What Are the Current Regulations in Los Angeles for E-Scooters?
Panish Shea & Boyle LLP — Los Angeles Personal Injury Lawyers
Electric scooters, or e-scooters, have boomed in popularity since the release of shareable, dockless models into the streets of Los Angeles. The City of Los Angeles permitted Bird and Lime to deploy hundreds of shareable e-scooters in the city last year, and will eventually allow each company to release up to 10,500 scooters and electric bicycles. Since their entrance into L.A., however, complaints and issues concerning the e-scooters have led to the city passing new regulations.
Riders Must Have A Valid Drivers’ License
California law uses electric scooters and motorized scooters interchangeably. In California, riders must have valid driver’s licenses to operate either. The class of the license does not matter, but it must be valid and up to date. Users do not need to register their electric scooters with the state, however; nor do they need license plates. Bird and Lime both require riders to scan photos of their driver’s licenses into the app before riding.

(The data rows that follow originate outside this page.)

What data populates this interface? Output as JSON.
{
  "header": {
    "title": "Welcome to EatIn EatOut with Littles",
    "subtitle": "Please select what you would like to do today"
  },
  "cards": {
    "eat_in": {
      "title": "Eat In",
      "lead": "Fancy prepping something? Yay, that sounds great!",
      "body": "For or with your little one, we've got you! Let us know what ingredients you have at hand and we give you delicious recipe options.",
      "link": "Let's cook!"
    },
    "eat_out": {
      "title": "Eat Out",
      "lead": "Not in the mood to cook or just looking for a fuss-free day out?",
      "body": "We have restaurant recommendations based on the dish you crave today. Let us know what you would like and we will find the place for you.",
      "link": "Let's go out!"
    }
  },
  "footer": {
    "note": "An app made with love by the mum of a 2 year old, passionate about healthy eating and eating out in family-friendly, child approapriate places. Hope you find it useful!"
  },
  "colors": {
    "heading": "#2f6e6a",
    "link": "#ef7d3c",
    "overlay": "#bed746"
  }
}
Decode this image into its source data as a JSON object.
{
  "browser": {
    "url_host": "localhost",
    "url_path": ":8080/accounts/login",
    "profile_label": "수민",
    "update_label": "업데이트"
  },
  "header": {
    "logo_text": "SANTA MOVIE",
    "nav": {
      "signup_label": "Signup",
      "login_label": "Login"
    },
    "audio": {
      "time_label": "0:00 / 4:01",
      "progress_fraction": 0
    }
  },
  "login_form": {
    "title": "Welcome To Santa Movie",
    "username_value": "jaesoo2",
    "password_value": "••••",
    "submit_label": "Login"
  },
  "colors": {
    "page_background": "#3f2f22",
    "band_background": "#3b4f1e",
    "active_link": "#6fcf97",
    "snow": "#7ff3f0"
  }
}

Riders Must Wear Helmets
California has a statewide helmet law mandating all electric scooter riders wear U.S. Department of Transportation-compliant helmets. A helmet can significantly reduce the rider’s risk of a serious or fatal brain injury in the case of an e-scooter accident. Failure to wear a proper helmet while riding could result in a ticket to the rider. Lime and Bird have distributed free helmets to people who take their safety pledges, in an effort to encourage helmet use and minimize accidents with motor vehicles.
Where Can E-Scooters Ride
E-scooter users may ride their scooters in the roadways in California. They have a right to the road like bicycles or mopeds. If a bicycle lane is available, however, the e-scooter rider must use it. Since e-scooters are like vehicles in the eyes of state law, riders should never operate them on sidewalks. Scooter companies must now include a “No riding on sidewalks,” warning on their platforms according to LA regulations.
E-Scooter Speed Limits
It is unlawful for an e-scooter rider to operate on roads in California with speed limits that exceed 25 miles per hour. On roads where the law does permit e-scooters, riders must obey posted speed limits, and should never drive faster than 15 miles per hour (this is the approximate maximum speed on both Bird and Lime e-scooters).
Where to Deploy New Scooters
The latest passed regulations in California regarding e-scooters seeks to make them more available in low-income communities. Bird and Lime have the right to request permits to deploy up to 3,000 in LA. They can also deploy an additional 2,500 e-scooters in low-income areas in the region, plus another 5,000 e-scooters in low-income neighborhoods in San Fernando Valley. Permits will cost less for e-scooter companies in low-income areas: $39 per vehicle compared to $130.
E-Scooter Companies Responsible for Clearing Sidewalks
The newest LA regulations also place a responsibility on Lime and Bird to keep the city’s sidewalks safe for pedestrians. Both companies have two hours to move e-scooters from sidewalks or other places where they pose hazards if users improperly park them between 7:00 a.m. and 10:00 p.m. If a city employee has to move an e-scooter from an improper parking spot, the company has to pay a $28.21 fee per hour.
New Rules to Enhance Accessibility
Part of the main goal for LA’s new e-scooter regulations is to make these vehicles more accessible to everyone in the community. With this in mind, lawmakers now make it mandatory for Lime and Bird to make the e-scooter apps available in multiple languages. This will make it easier for non-English-speaking people to utilize rideshare vehicles.
Handicapped riders will also benefit, thanks to new rules that state rideshare bicycle companies must either include batteries on at least half of the vehicles for older or less mobile riders, or make 1% of their bicycles handicap-accessible. Lime has already made enhanced mobility options, and has stated it awaits the city council’s approval before release.